What happens when we make our practice special? We create a duality.

But, of course, practicing in the checkout line can be more demanding than practicing in a meditation hall. There are seemingly endless potential distractions: “Did I forget something? Sugar-free chocolate, that can’t be good! How come my line is moving more slowly than the other three lines?” And most of the time, we simply give in to the temptations of letting the mind go on and on about this and that. But we can practice being completely still even in this situation: Allowing our mind to rest on the in-and-out breath. Detaching again and again from the mind’s attachment to yet another thought. 

The great jazz musician Miles Davis once said, “I always listen to what I can leave out.” For those of us in love with our practice, that can be the biggest challenge. Letting go of our notion of practice so completely, that no practice is left. Just life as it is. Now. Zen practice is nothing special. It’s just sitting and breathing. Nothing special about walking meditation. It’s just walking and paying attention. It’s not extra—it is our life. Ordinary, normal, just this. Any extras we add on are just that—extra. Subtract the spiritual, even subtract the practice. It becomes simple. What remains of your spiritual practice when you take everything away: robes, rituals, the Buddha, even the name Zen. Where is Zen then? Is it still here? What happens when you let your practice become so pure, so simple, that not one thing remains?

“Enlightenment will happen on Broadway,” she said right after scolding me for being too in love with Zen (the zendo we were sitting in was—and still is—just blocks away from Broadway). What she meant was this: not in a monastery, not in an imagined future, not in an idealized place. Enlightenment is never anything else than this. Right here. In that sense, we can make that sentence even simpler: “Enlightenment is Broadway,” is the taxes, is the supermarket, and the train ride. When we start to live that way, love still has a role to play—the lead role, in fact.
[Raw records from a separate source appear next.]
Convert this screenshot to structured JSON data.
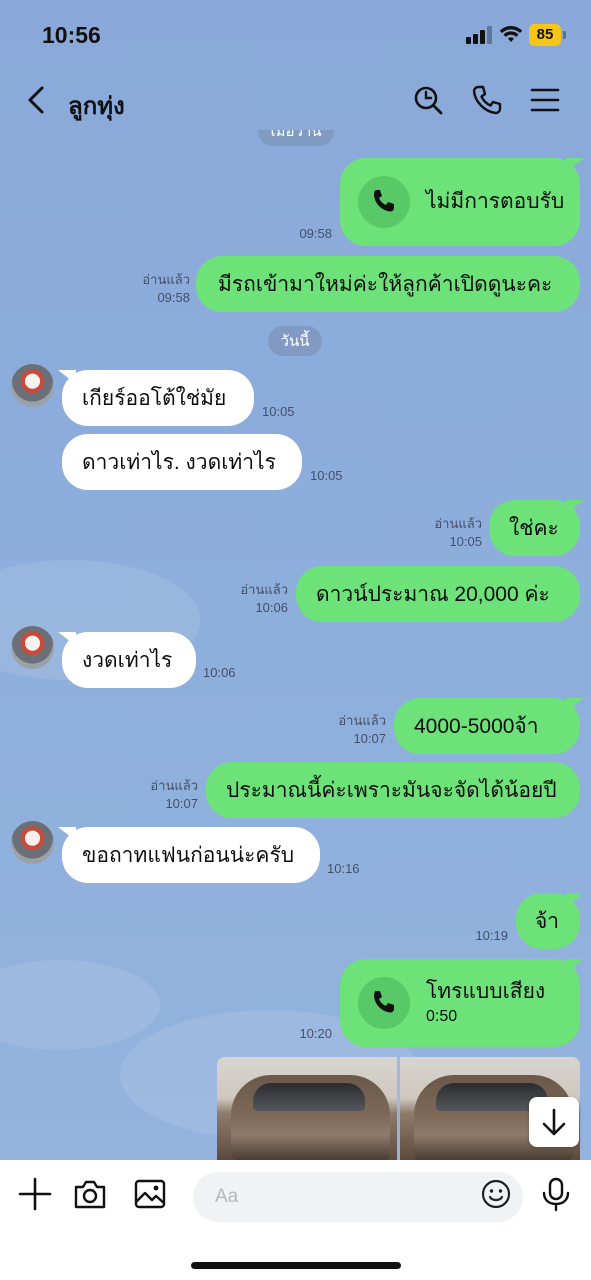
{
  "status_bar": {
    "time": "10:56",
    "battery": "85"
  },
  "header": {
    "title": "ลูกทุ่ง",
    "icons": [
      "back-chevron-icon",
      "search-icon",
      "phone-icon",
      "menu-icon"
    ]
  },
  "date_labels": {
    "yesterday": "เมื่อวาน",
    "today": "วันนี้"
  },
  "messages": [
    {
      "dir": "out",
      "type": "call",
      "text": "ไม่มีการตอบรับ",
      "time": "09:58"
    },
    {
      "dir": "out",
      "text": "มีรถเข้ามาใหม่ค่ะให้ลูกค้าเปิดดูนะคะ",
      "read": "อ่านแล้ว",
      "time": "09:58"
    },
    {
      "dir": "in",
      "text": "เกียร์ออโต้ใช่มัย",
      "time": "10:05"
    },
    {
      "dir": "in",
      "text": "ดาวเท่าไร. งวดเท่าไร",
      "time": "10:05"
    },
    {
      "dir": "out",
      "text": "ใช่คะ",
      "read": "อ่านแล้ว",
      "time": "10:05"
    },
    {
      "dir": "out",
      "text": "ดาวน์ประมาณ 20,000 ค่ะ",
      "read": "อ่านแล้ว",
      "time": "10:06"
    },
    {
      "dir": "in",
      "text": "งวดเท่าไร",
      "time": "10:06"
    },
    {
      "dir": "out",
      "text": "4000-5000จ้า",
      "read": "อ่านแล้ว",
      "time": "10:07"
    },
    {
      "dir": "out",
      "text": "ประมาณนี้ค่ะเพราะมันจะจัดได้น้อยปี",
      "read": "อ่านแล้ว",
      "time": "10:07"
    },
    {
      "dir": "in",
      "text": "ขอถาทแฟนก่อนน่ะครับ",
      "time": "10:16"
    },
    {
      "dir": "out",
      "text": "จ้า",
      "time": "10:19"
    },
    {
      "dir": "out",
      "type": "call",
      "text": "โทรแบบเสียง",
      "duration": "0:50",
      "time": "10:20"
    }
  ],
  "input": {
    "placeholder": "Aa"
  },
  "colors": {
    "outgoing_bubble": "#6de279",
    "incoming_bubble": "#ffffff",
    "chat_background": "#8dabd9",
    "battery": "#f5c518"
  }
}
But it shifts from being in love with (an imaginary idea of) Zen to being in love with this present moment as it unfolds. 

After all, you’re too in love with this present-moment reality as it unfolds,” no Zen master has ever said in the history of time, or ever will, for that matter.